═══ Dataset entries ═══

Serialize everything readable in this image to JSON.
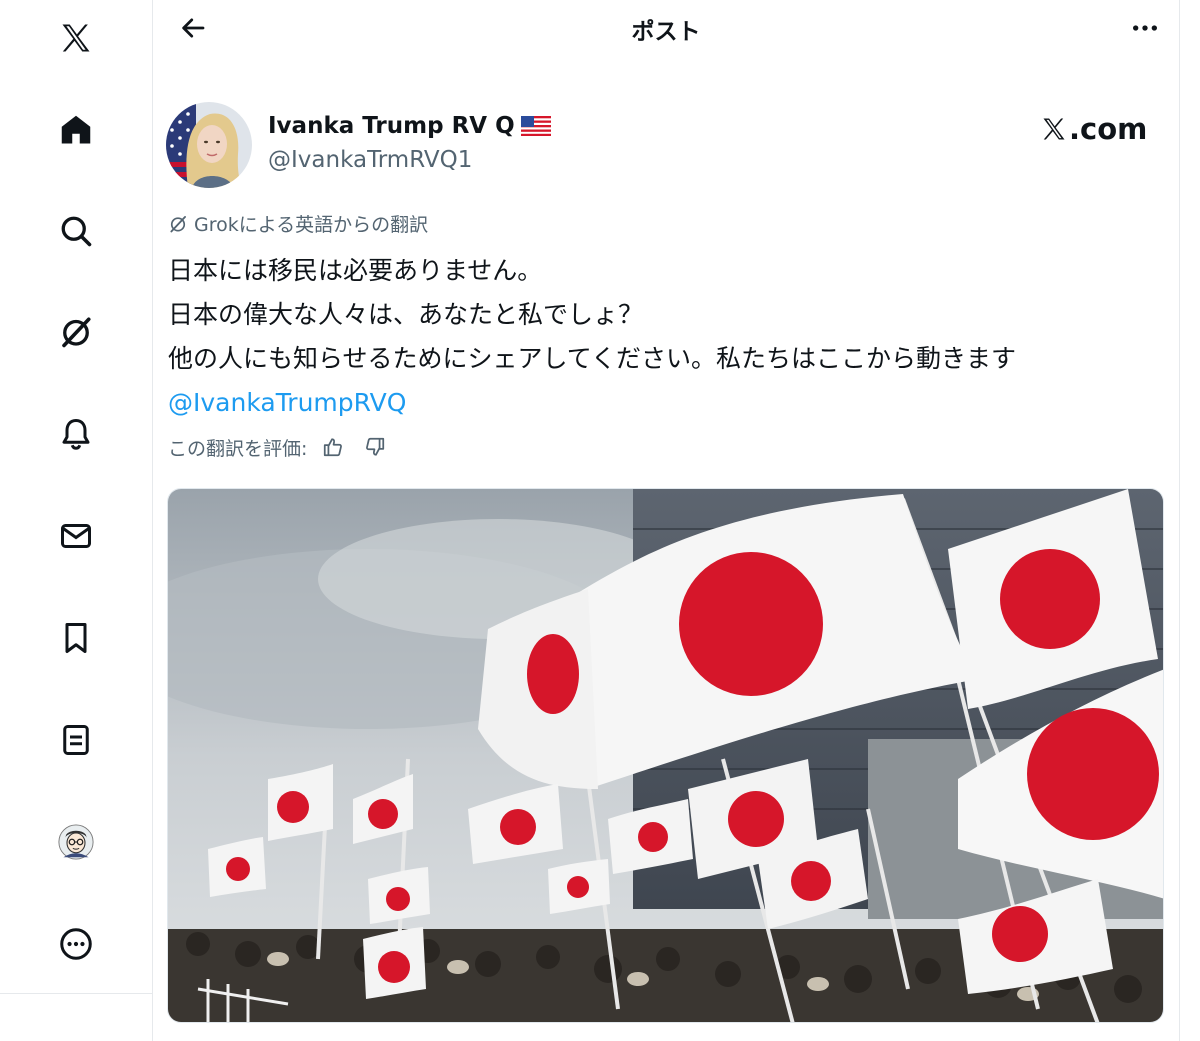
{
  "header": {
    "title": "ポスト"
  },
  "nav": {
    "items": [
      {
        "icon": "x-logo-icon"
      },
      {
        "icon": "home-icon"
      },
      {
        "icon": "search-icon"
      },
      {
        "icon": "grok-icon"
      },
      {
        "icon": "notifications-icon"
      },
      {
        "icon": "messages-icon"
      },
      {
        "icon": "bookmarks-icon"
      },
      {
        "icon": "lists-icon"
      },
      {
        "icon": "profile-avatar"
      },
      {
        "icon": "more-icon"
      }
    ]
  },
  "post": {
    "author": {
      "display_name": "Ivanka Trump RV Q",
      "handle": "@IvankaTrmRVQ1"
    },
    "source_logo": ".com",
    "translation_label": "Grokによる英語からの翻訳",
    "text_lines": [
      "日本には移民は必要ありません。",
      "日本の偉大な人々は、あなたと私でしょ？",
      "他の人にも知らせるためにシェアしてください。私たちはここから動きます"
    ],
    "mention": "@IvankaTrumpRVQ",
    "rate_translation_label": "この翻訳を評価:"
  },
  "colors": {
    "text": "#0f1419",
    "secondary": "#536471",
    "link": "#1d9bf0",
    "flag_red": "#d6162a"
  }
}
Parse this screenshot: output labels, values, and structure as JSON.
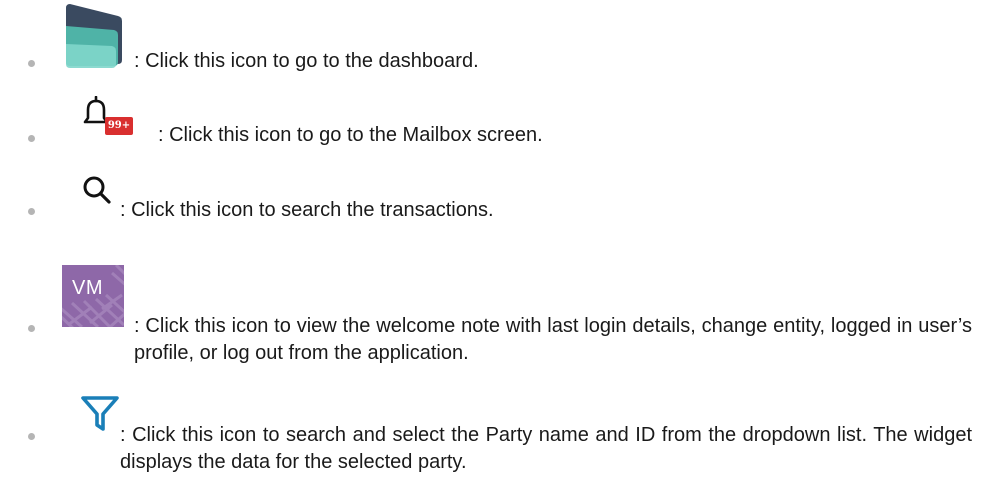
{
  "items": [
    {
      "icon": "dashboard-logo-icon",
      "description": ": Click this icon to go to the dashboard."
    },
    {
      "icon": "bell-icon",
      "badge": "99+",
      "description": ": Click this icon to go to the Mailbox screen."
    },
    {
      "icon": "search-icon",
      "description": ": Click this icon to search the transactions."
    },
    {
      "icon": "user-avatar-icon",
      "avatar_initials": "VM",
      "description": ": Click this icon to view the welcome note with last login details, change entity, logged in user’s profile, or log out from the application."
    },
    {
      "icon": "filter-icon",
      "description": ": Click this icon to search and select the Party name and ID from the dropdown list. The widget displays the data for the selected party."
    }
  ],
  "colors": {
    "dashboard_dark": "#3a4a60",
    "dashboard_teal": "#5ec4b8",
    "badge_red": "#d92f2f",
    "avatar_purple": "#8e68a8",
    "filter_blue": "#1a7fb8",
    "bullet_gray": "#b5b5b5"
  }
}
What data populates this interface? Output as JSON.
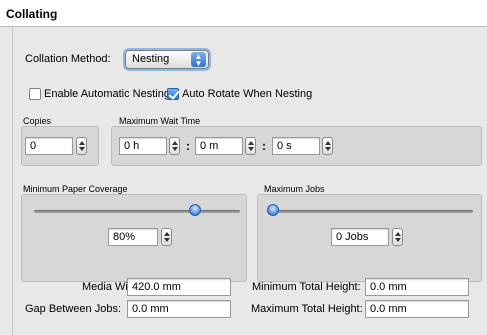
{
  "panel": {
    "title": "Collating"
  },
  "collation": {
    "label": "Collation Method:",
    "value": "Nesting"
  },
  "options": {
    "auto_nesting": {
      "label": "Enable Automatic Nesting",
      "checked": false
    },
    "auto_rotate": {
      "label": "Auto Rotate When Nesting",
      "checked": true
    }
  },
  "copies": {
    "label": "Copies",
    "value": "0"
  },
  "wait_time": {
    "label": "Maximum Wait Time",
    "hours": "0 h",
    "minutes": "0 m",
    "seconds": "0 s",
    "separator": ":"
  },
  "paper_coverage": {
    "label": "Minimum Paper Coverage",
    "value": "80%",
    "slider_fraction": 0.8
  },
  "max_jobs": {
    "label": "Maximum Jobs",
    "value": "0 Jobs",
    "slider_fraction": 0.0
  },
  "fields": {
    "media_width": {
      "label": "Media Width:",
      "value": "420.0 mm"
    },
    "gap_between_jobs": {
      "label": "Gap Between Jobs:",
      "value": "0.0 mm"
    },
    "min_total_height": {
      "label": "Minimum Total Height:",
      "value": "0.0 mm"
    },
    "max_total_height": {
      "label": "Maximum Total Height:",
      "value": "0.0 mm"
    }
  },
  "colors": {
    "accent": "#3b7fe0",
    "panel_bg": "#e8e8e8",
    "group_bg": "#d7d7d7"
  }
}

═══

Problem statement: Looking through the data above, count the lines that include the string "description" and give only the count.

Solution: 5